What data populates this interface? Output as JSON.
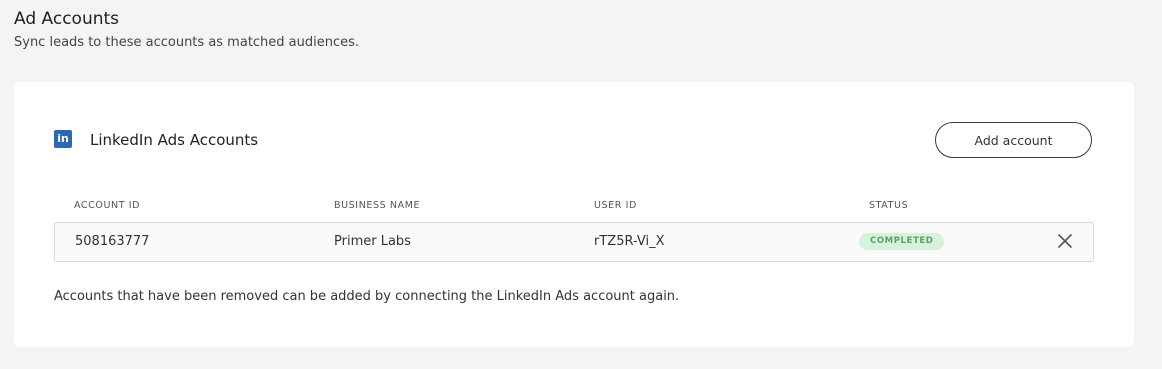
{
  "header": {
    "title": "Ad Accounts",
    "subtitle": "Sync leads to these accounts as matched audiences."
  },
  "card": {
    "icon": "linkedin-icon",
    "icon_glyph": "in",
    "icon_color": "#2f67b0",
    "title": "LinkedIn Ads Accounts",
    "add_button_label": "Add account"
  },
  "table": {
    "columns": [
      "ACCOUNT ID",
      "BUSINESS NAME",
      "USER ID",
      "STATUS"
    ],
    "rows": [
      {
        "account_id": "508163777",
        "business_name": "Primer Labs",
        "user_id": "rTZ5R-Vi_X",
        "status": "COMPLETED",
        "remove_icon": "close-icon"
      }
    ]
  },
  "footer_note": "Accounts that have been removed can be added by connecting the LinkedIn Ads account again.",
  "colors": {
    "status_completed_bg": "#d6f2da",
    "status_completed_text": "#5b9f69"
  }
}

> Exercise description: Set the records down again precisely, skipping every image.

> Output of the task:
What data populates this interface? Output as JSON.
{
  "header": {
    "title": "Ad Accounts",
    "subtitle": "Sync leads to these accounts as matched audiences."
  },
  "card": {
    "icon": "linkedin-icon",
    "icon_glyph": "in",
    "icon_color": "#2f67b0",
    "title": "LinkedIn Ads Accounts",
    "add_button_label": "Add account"
  },
  "table": {
    "columns": [
      "ACCOUNT ID",
      "BUSINESS NAME",
      "USER ID",
      "STATUS"
    ],
    "rows": [
      {
        "account_id": "508163777",
        "business_name": "Primer Labs",
        "user_id": "rTZ5R-Vi_X",
        "status": "COMPLETED",
        "remove_icon": "close-icon"
      }
    ]
  },
  "footer_note": "Accounts that have been removed can be added by connecting the LinkedIn Ads account again.",
  "colors": {
    "status_completed_bg": "#d6f2da",
    "status_completed_text": "#5b9f69"
  }
}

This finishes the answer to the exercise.